It’s not unusual to see street vendors selling selections of assorted Africana. But if you want the full kaleidoscope of African culture, step into African Paradise, a small storefront on Malcolm X between 126th and 127th Streets. You’ll know you have arrived by the undulating African rhythms and the sweet smell of burning incense.
The store is run by Debe—he prefers to use his first name only—an immigrant from Nigeria. When I first met him, he was chiding his cat, Zulu, who had managed to shred a woven basket. “What, did you do that? You did that to that basket? That’s yours now,” he chuckled.
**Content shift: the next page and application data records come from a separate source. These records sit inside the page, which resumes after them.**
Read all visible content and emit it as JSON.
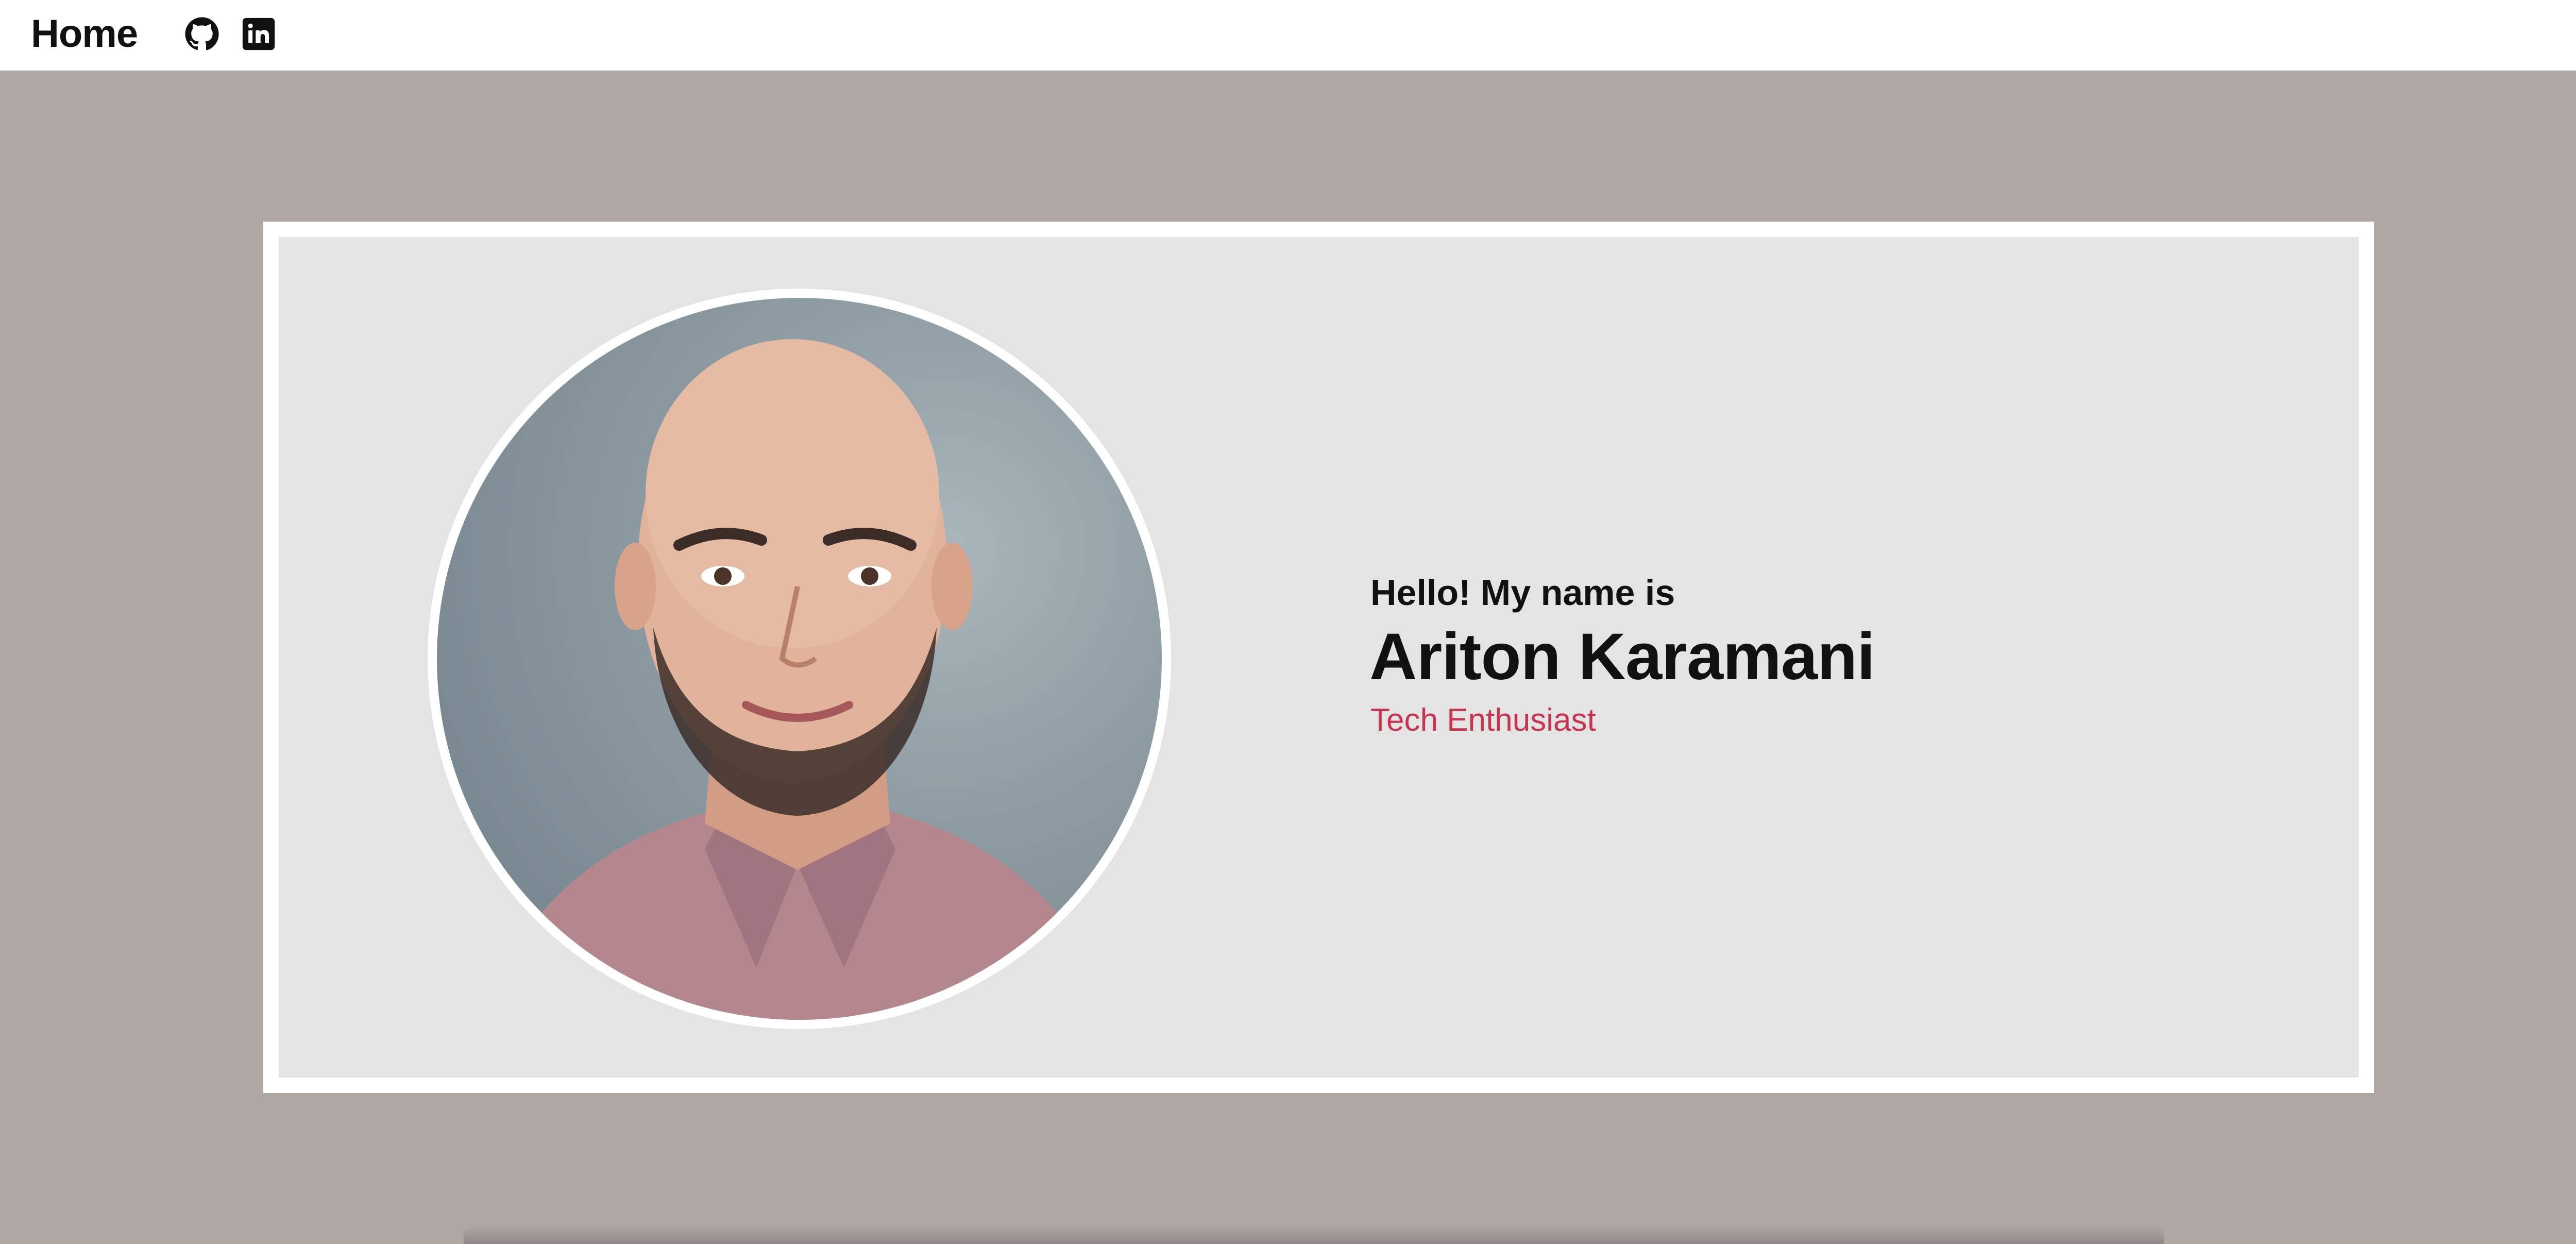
{
  "nav": {
    "home_label": "Home",
    "github_icon": "github-icon",
    "linkedin_icon": "linkedin-icon",
    "menu_icon": "hamburger-menu-icon"
  },
  "hero": {
    "greeting": "Hello! My name is",
    "name": "Ariton Karamani",
    "role": "Tech Enthusiast",
    "portrait_alt": "portrait photo"
  },
  "colors": {
    "page_background": "#afa6a4",
    "card_frame": "#ffffff",
    "card_inner": "#e4e4e4",
    "accent_role": "#c8334f",
    "text": "#111111"
  }
}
Tall, with gray-brown eyes, Debe is a lot older than he looks. “I don’t tell people my age, man,” he said with a laugh, adding that people never believe him, so he lets them think what they want. “My first son is 27 years old,” he said, by way of dating himself. “I’ve got four, three boys and a girl.”
When you enter the store, you could in Dakar or Maputo. Myriad examples of African craftsmanship hangs from the walls and bedecks the shelves: woven hats in painted patterns of black and red, wooden canes, totems, masks, snake skins, beads, and baskets like the one Zulu destroyed. In addition to the craftwork, the store carries soaps, creams, jars of butter, oils, and incenses, Debe is himself a craftsman, with a degree in woodworking from a college in Accra, and most of his merchandise is brought over in trips from the African continent. “My sister travels all over Africa. Mostly she goes to the East/South-East: Mozambique, Zimbabwe, Zambia,” he related.
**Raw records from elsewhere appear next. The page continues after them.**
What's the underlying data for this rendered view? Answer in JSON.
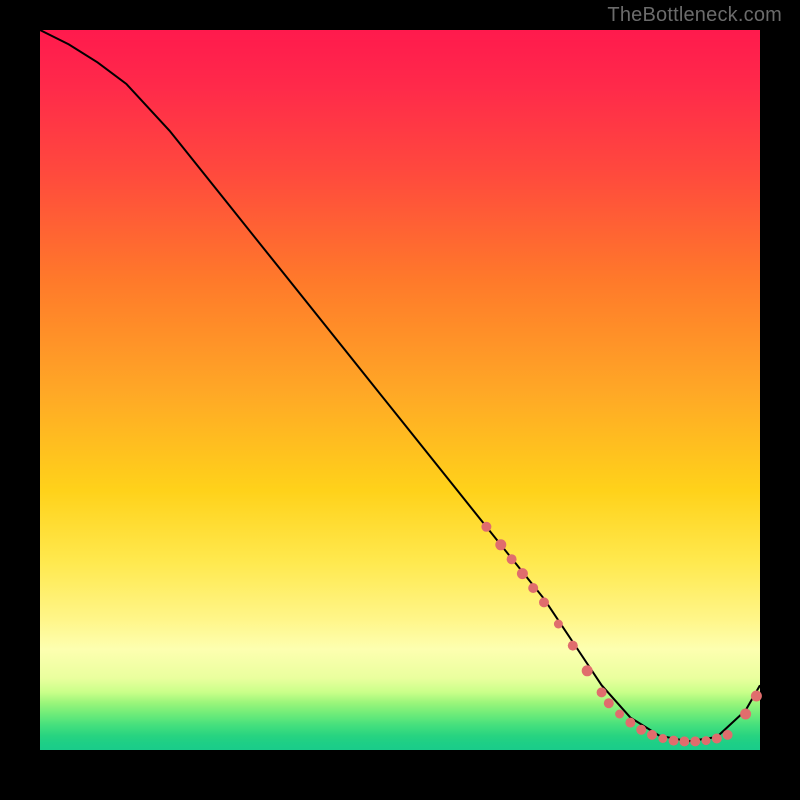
{
  "attribution": "TheBottleneck.com",
  "chart_data": {
    "type": "line",
    "title": "",
    "xlabel": "",
    "ylabel": "",
    "xlim": [
      0,
      100
    ],
    "ylim": [
      0,
      100
    ],
    "series": [
      {
        "name": "curve",
        "x": [
          0,
          4,
          8,
          12,
          18,
          26,
          34,
          42,
          50,
          58,
          66,
          70,
          74,
          78,
          82,
          86,
          90,
          94,
          98,
          100
        ],
        "y": [
          100,
          98,
          95.5,
          92.5,
          86,
          76,
          66,
          56,
          46,
          36,
          26,
          21,
          15,
          9,
          4.5,
          2,
          1.2,
          1.8,
          5.5,
          9
        ]
      }
    ],
    "points": {
      "name": "markers",
      "x": [
        62,
        64,
        65.5,
        67,
        68.5,
        70,
        72,
        74,
        76,
        78,
        79,
        80.5,
        82,
        83.5,
        85,
        86.5,
        88,
        89.5,
        91,
        92.5,
        94,
        95.5,
        98,
        99.5
      ],
      "y": [
        31,
        28.5,
        26.5,
        24.5,
        22.5,
        20.5,
        17.5,
        14.5,
        11,
        8,
        6.5,
        5,
        3.8,
        2.8,
        2.1,
        1.6,
        1.3,
        1.2,
        1.2,
        1.3,
        1.6,
        2.1,
        5,
        7.5
      ],
      "r": [
        5,
        5.5,
        5,
        5.5,
        5,
        5,
        4.5,
        5,
        5.5,
        5,
        5,
        4.5,
        5,
        5,
        5,
        4.5,
        5,
        5,
        5,
        4.5,
        5,
        5,
        5.5,
        5.5
      ]
    },
    "gradient_stops": [
      {
        "pos": 0,
        "color": "#ff1a4d"
      },
      {
        "pos": 50,
        "color": "#ffa726"
      },
      {
        "pos": 82,
        "color": "#fff68a"
      },
      {
        "pos": 100,
        "color": "#1acc8a"
      }
    ]
  }
}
The shop is owned by Debe’s sister, who has been running the business for some thirty years, with his help. Being a merchant-entrepreneur runs in the family. Their father had an upholstery business, and his mother, aunts, and uncles were merchants. “I’ve been doing this since I was a child,” Debe said, as he rolled sticks of incense in a layer of foil. He was born in the southern region of Nigeria known as Warri. “The Yorubas are our ancestors,” Debe explained, giving me a crash course in African geography. “We are by the Niger river delta, by the Atlantic Ocean.” Although born in Warri, Debe spent most of his youth in Nigeria’s mercantile centers in the West—Lagos and Abeokuta—not far from the border with Benin. “My aunties and uncles do business mostly in the West, so I grew up mostly in the West. But I spent some time in Warri when I was in school as a kid.” He still has friends and family back home, including three of his four children.
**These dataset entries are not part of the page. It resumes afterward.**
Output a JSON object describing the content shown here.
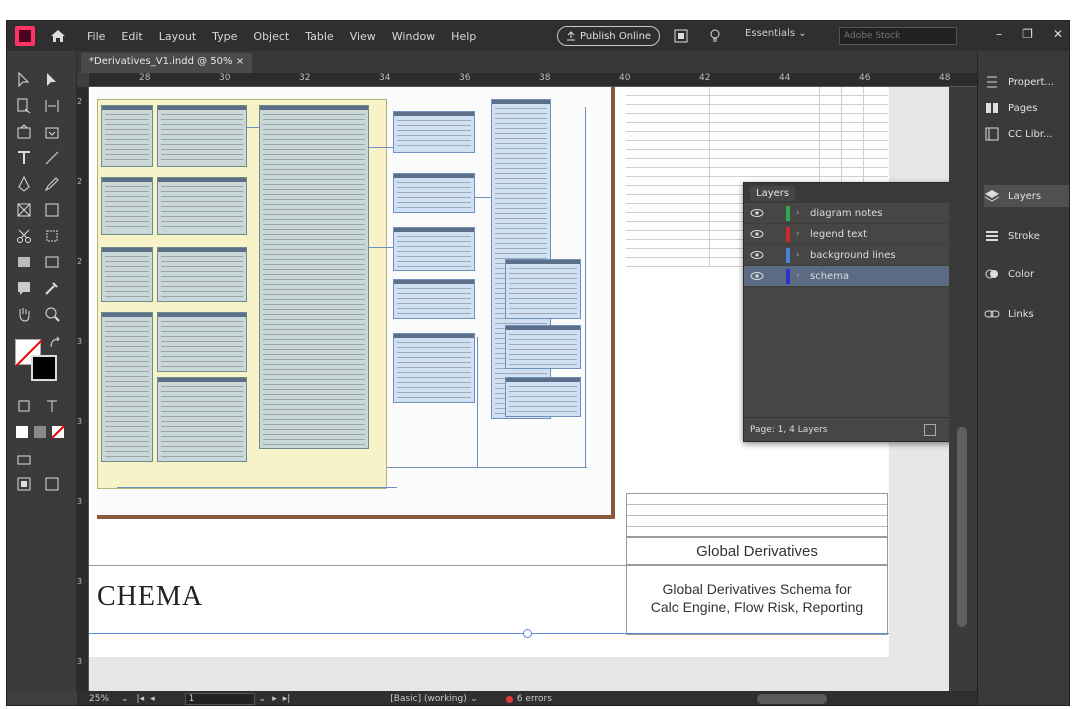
{
  "menubar": {
    "items": [
      "File",
      "Edit",
      "Layout",
      "Type",
      "Object",
      "Table",
      "View",
      "Window",
      "Help"
    ],
    "publish_label": "Publish Online",
    "workspace": "Essentials",
    "search_placeholder": "Adobe Stock"
  },
  "document": {
    "tab_label": "*Derivatives_V1.indd @ 50%"
  },
  "ruler": {
    "h_ticks": [
      "28",
      "30",
      "32",
      "34",
      "36",
      "38",
      "40",
      "42",
      "44",
      "46",
      "48"
    ],
    "v_ticks": [
      "2",
      "2",
      "2",
      "3",
      "3",
      "3",
      "3",
      "3"
    ]
  },
  "canvas": {
    "schema_title": "CHEMA",
    "title_block": "Global Derivatives",
    "subtitle_line1": "Global Derivatives Schema for",
    "subtitle_line2": "Calc Engine, Flow Risk, Reporting"
  },
  "status": {
    "zoom": "25%",
    "page": "1",
    "preflight_profile": "[Basic] (working)",
    "errors": "6 errors"
  },
  "dock": {
    "items": [
      "Propert...",
      "Pages",
      "CC Libr...",
      "Layers",
      "Stroke",
      "Color",
      "Links"
    ]
  },
  "layers_panel": {
    "title": "Layers",
    "layers": [
      {
        "name": "diagram notes",
        "color": "#2ea84a"
      },
      {
        "name": "legend text",
        "color": "#c92a2a"
      },
      {
        "name": "background lines",
        "color": "#4a7fd6"
      },
      {
        "name": "schema",
        "color": "#2a33c9"
      }
    ],
    "footer": "Page: 1, 4 Layers"
  },
  "colors": {
    "chrome_bg": "#3e3e3e",
    "accent_brand": "#ff3366",
    "selection": "#5b6b83"
  }
}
For Debe, coming to America was an opportunity that had little to do with woodwork or Africana. “I came here as a professional musician. I’m a drummer. I’ve been playing for, like, 35 years,” he explained. “Music is so powerful it can take you away from things. Music pulled me away from everything.” Debe arrived in America in his thirties to travel and play with what he called “the big bands.”
Eventually, however, Debe partnered with his sister to run African Paradise, returning to his mercantile roots. “Business is my life,” he admits. It has taken all their prowess to keep the venture afloat. “We’ve moved, like, four times [to] different shops. But we don’t give up; we still want to stay in business,” Debe said. “We see people come and go, [with] shops like this. You know, before there used to be, like, three shops on 125th. But they’re all gone.”
The secret, says Debe, is to remain flexible. “You know, if you start doing something from when you are a child, you know the secrets of how to survive. If you know how to do business from scratch when you get trouble you know how to adjust.” The current storefront has been active for around ten years. And despite the vicissitudes of business, African Paradise is determined to stay. “We believe in what we are doing,” Debe told me, firmly.
Some of the store’s merchandise is a bit pricey, especially the more intricate works of craftsmanship. But Debe insists that his store caters to people of all sorts. “I can’t tell you that we have one particular [type of] people who buy from us. Everyone buys from us,” he said. “People call me—African Americans, white people, Indians, everybody. Chinese people.” The store has a way of drawing people in. “[People] come in here and they love it, because of the spirit, the—everything. They feel like, ‘Oh, this is wonderful.’” It’s easy to see why. I found myself drawn to some beautiful figurines of carved wood, thin, elegant, and ghostly. It was hard to look away.